The National Science Foundation’s (NSF) Advisory Committee for Geosciences (AC GEO) is updating a key strategic planning document originally issued in 2014. The document, Dynamic Earth: GEO Imperatives and Frontiers 2015–2020, focuses on imperatives in research, community resources and infrastructure, data and infrastructure, and education and diversity while also looking at research frontiers.
To incorporate in a refreshed version of the report recent developments and future directions for many disciplines supported by NSF’s Directorate for Geosciences, the committee is seeking ideas and guidance from the geosciences community.
An NSF call for comments on the revision stated, “With your input, AC GEO will develop a report that provides a clear picture of the exciting areas on the leading edge of the geosciences, captures the importance of curiosity-driven research to better understand our planet and its many interconnected systems, and explains the importance of the geosciences to our society and economy.”
Time for an Update
The current incarnation of Dynamic Earth was designed to articulate what the geosciences advisory committee regarded as high-priority research themes and desirable focus areas at the time the report was being developed, AC GEO chair Kip Hodges of Arizona State University in Tempe told Eos. Whereas the document was to be something like a 5-year vision statement for 2015–2020 period, the intent was for it to be updated and extended episodically, he said, adding that the advisory committee feels that now is the right time for such an update.
“It is critically important for AC GEO to gather the thoughts and perspectives of a broad cross section of the scientific research and education community in order to develop and deliver the most effective report to NSF GEO,” he said.
The document serves two important roles, according to Hodges, who is founding professor and founding director of the School of Earth and Space Exploration at his university. “The first is to help the Directorate determine how best to focus its resources in the face of a challenging budget outlook. The second is to serve as a document that helps the Directorate more effectively publicize the societal benefits of government support of the geosciences. While an updated Dynamic Earth will be a document written by and on behalf of the Advisory Committee, we encourage our colleagues to contribute ideas and their perceptions of compelling research priorities while the new document is in its early developmental stages.”

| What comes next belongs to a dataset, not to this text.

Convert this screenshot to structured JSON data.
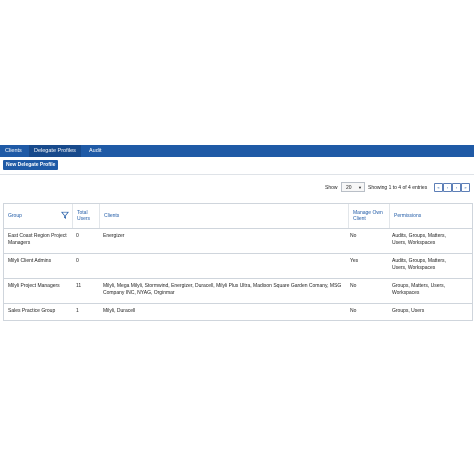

William Easterling, head of NSF’s Directorate for Geosciences, told Eos that Dynamic Earth is an important document to help guide the directorate and that it is vital for the science community to respond to the call for comments and have their voices heard as the road map gets revisited.
Easterling said it is important to “get the sense of the community as to how relevant Dynamic Earth continues to be, and just as importantly what new opportunities may have emerged that might be part of what you might think of as an ‘addendum’ to the document.”
“The science process works best when it adheres to the values that most researchers live within, and that’s the principles of shared governance,” he noted. “Science knowledge is not the result of a democratic process, to be sure, but the decisions that are made on major directions really ought to be informed by the community of scientists that work in the area.”
Comments on the report, requested by 15 April, can be sent to [email protected].
—Randy Showstack (@RandyShowstack), Staff Writer